“To deliver on our climate objectives and achieve transformative change, we need to start mainstreaming biodiversity in all policies and activities,” Fayolle told the World Conservation Congress (IUCN) in Marseille on 7 September.  

Speaking on the same theme at another event four days earlier, Vice President Fayolle argued that companies should be calculating their biodiversity footprint just as they calculate their carbon footprint. “It is in the interest of global corporate strategies to include and reduce the risks linked to biodiversity for the stability of their own activities, thanks to appropriate and ambitious action plans," he said at the Giverny Forum on corporate, social and environmental responsibility.

The risk management and impact assessment tools that the European Investment Bank is developing to address the two issues have many common characteristics, he said.

The EIB Vice President has laid out his views in detail in an article, published in Les Echos, co-signed with Marie-Claire Daveu, director of sustainable development at French luxury Group Kering, Maud Lelièvre, President of the French Committee of the IUCN and Romain Mouton, President of the Cercle de Giverny. Below is the full text of the article.
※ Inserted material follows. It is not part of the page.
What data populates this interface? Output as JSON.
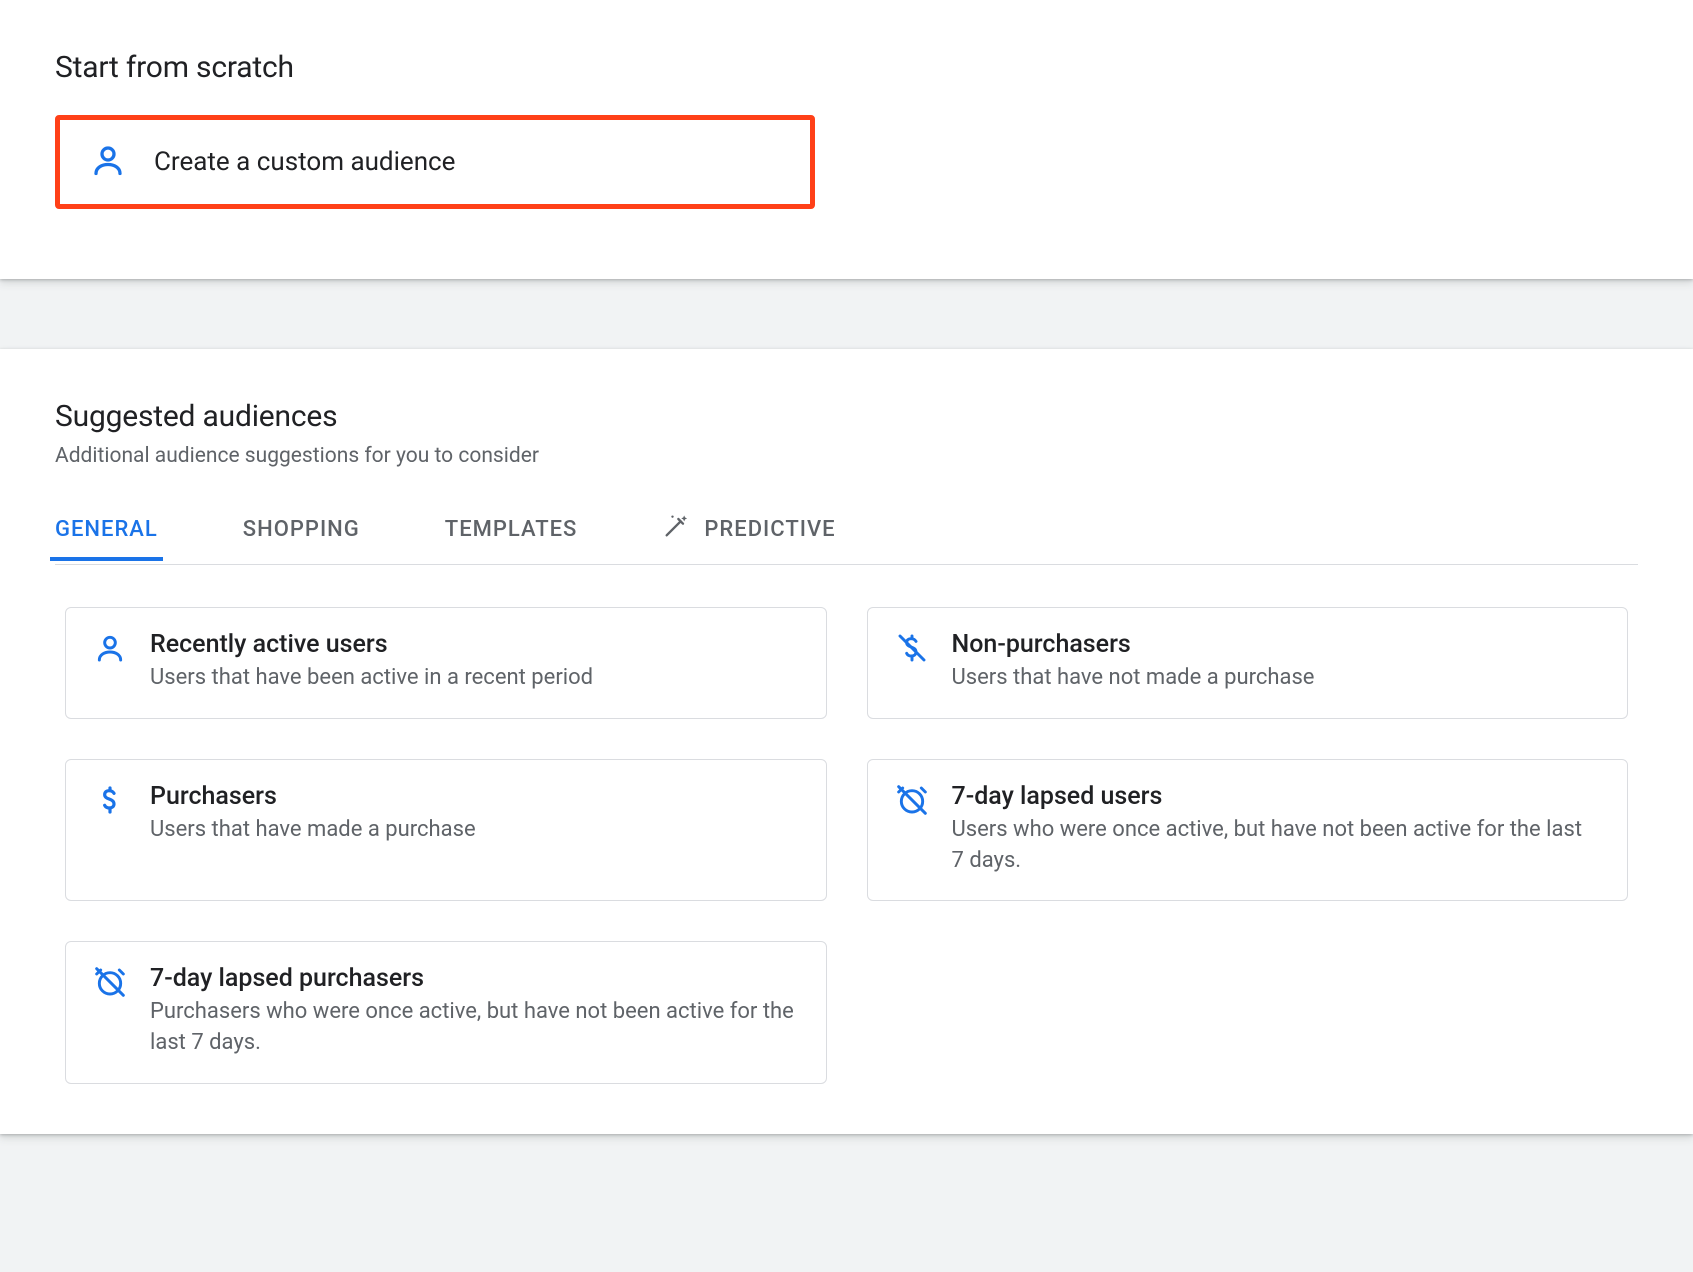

Biodiversity and climate — two fronts in the same war

The IUCN World Conservation Congress in Marseille and COP26 in Glasgow in November are the two major events in the 2021 environmental calendar, and they will both play a decisive role in the future of our planet.

The recent IPCC report reminds us how urgent the climate emergency really is and echoes the Intergovernmental Science-Policy Platform on Biodiversity and Ecosystem Services warning from two years ago that over one million species are threatened with extinction. And France is not immune. According to the IUCN Red List of Threatened Species, it is home to 1 742 species under global threat — placing it among the ten countries with the highest number of threatened species.

Protecting biodiversity is all too often overshadowed by the climate. However, these two issues are more closely linked than ever. Ecosystems play a key role in regulating the climate and climate change is one of the main threats to biodiversity. The international nature conservation community has already mobilised under the aegis of IUCN and expects effective cooperation between all stakeholders and the public and private sectors to ensure that concrete and ambitious action is taken.

Only the design and implementation of a clear roadmap with the participation of all players will enable all sides to evaluate and address their own impact on natural ecosystems. Commitment at the highest level will be the starting point for transforming business models into renewed economic systems to promote the conservation of natural habitats.

According to the World Economic Forum, global corporate strategies have every interest in including and reducing biodiversity risks to the stability of their own activities through tailored and ambitious action plans.

To be effective, a strategy must be developed across supply and value chains. Traceability throughout the creation process and lifecycle of a product or service is also key for detecting and assessing direct and indirect impact.

Global corporate strategies have every interest in including and reducing biodiversity risks

Cross-cutting dialogue is vital for implementing effective biodiversity conservation policies, and is an increasingly important requirement for investors, who are keen to prioritise sustainable activities. Financial tools have demonstrated their transformative power through reliable and verifiable environmental, social and governance data, which are crucial for directing investors towards more virtuous financing. At the same time, governments have a duty to promote and encourage biodiversity, potentially prompting the notion of tax benefits.

Politicians must also set an example by continuing public procurement-related efforts such as including tough environmental clauses. This conviction would benefit from being shared by all public institutions. Support from elected representatives at the municipality, department and region level is particularly vital, as implementation at the local level alone can guarantee long-lasting effectiveness.

With a shared vision, public and private sector structures of all sizes can perfectly combine economic efficiency with environmental performance. We hope that the coming months will see ambitious decision-making triggering decisive action. We have the opportunity and the duty to completely transform our economic model to make it compatible with preserving and renewing the globe, with its formidable diversity as the cornerstone of the stability of our amazing planet.

Opinion article originally published in French in Les Echos